1. Ziliak JP, Gundersen C. The state of senior hunger in America 2017: an annual report. https://www.feedingamerica.org/sites/default/files/2019-05/state-of-senior-hunger-2017_full-report.pdf. Published May 2019. Accessed March 10, 2022.
 
2. Wolfson JA, Leung CW. Food insecurity during COVID-19: an acute crisis with long-term health implications. Am J Public Health 2020;110:1763–1765.
 
3. Posner BM, Jette AM, Smith KW, et al. Nutrition and health risks in the elderly: the nutrition screening initiative. Am J Public Health 1993;83:972–978.
 
4. Stenmark SH, Steiner JF, Marpadga S, et al. Lessons learned from implementation of the food insecurity screening and referral program at Kaiser Permanente Colorado.
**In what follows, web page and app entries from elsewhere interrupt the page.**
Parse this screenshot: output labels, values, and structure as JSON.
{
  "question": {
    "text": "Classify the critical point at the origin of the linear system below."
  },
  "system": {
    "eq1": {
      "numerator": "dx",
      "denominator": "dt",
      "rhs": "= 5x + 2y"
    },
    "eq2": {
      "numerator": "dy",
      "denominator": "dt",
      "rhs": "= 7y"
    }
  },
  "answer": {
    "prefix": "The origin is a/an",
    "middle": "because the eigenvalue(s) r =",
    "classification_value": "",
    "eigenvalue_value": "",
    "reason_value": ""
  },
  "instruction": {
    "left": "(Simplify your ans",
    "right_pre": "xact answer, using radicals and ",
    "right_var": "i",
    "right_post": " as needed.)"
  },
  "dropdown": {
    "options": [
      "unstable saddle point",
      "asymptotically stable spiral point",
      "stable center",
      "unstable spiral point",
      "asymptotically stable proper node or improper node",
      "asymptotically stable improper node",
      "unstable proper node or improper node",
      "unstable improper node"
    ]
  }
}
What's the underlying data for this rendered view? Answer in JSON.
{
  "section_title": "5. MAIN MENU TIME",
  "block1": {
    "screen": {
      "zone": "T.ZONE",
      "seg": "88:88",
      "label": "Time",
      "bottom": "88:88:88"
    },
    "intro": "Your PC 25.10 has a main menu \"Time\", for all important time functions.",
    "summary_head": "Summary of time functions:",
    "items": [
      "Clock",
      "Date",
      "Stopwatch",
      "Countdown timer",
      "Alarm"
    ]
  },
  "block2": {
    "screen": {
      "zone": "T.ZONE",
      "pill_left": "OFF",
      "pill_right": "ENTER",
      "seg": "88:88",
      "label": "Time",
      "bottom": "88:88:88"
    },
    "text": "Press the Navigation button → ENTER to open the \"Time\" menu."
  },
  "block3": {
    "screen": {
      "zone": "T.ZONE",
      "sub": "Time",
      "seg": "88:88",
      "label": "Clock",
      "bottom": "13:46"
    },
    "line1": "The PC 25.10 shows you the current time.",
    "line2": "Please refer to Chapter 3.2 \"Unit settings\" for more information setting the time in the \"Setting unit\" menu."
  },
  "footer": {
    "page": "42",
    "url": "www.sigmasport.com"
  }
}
Perm J 2018;22:18–093.
 
5. Frongillo EA. Advancing knowledge of how and why food insecurity is associated with poor well-being in families and individuals across the life course. J Acad Nutr Diet 2019;119:1621–1622.
 
6. Agency for Healthcare Research and Quality. Number of people in thousands, United States, 1996–2017. Medical Expenditure Panel Survey. https://www.meps.ahrq.gov/mepstrends/hc_use/. Accessed February 23, 2020.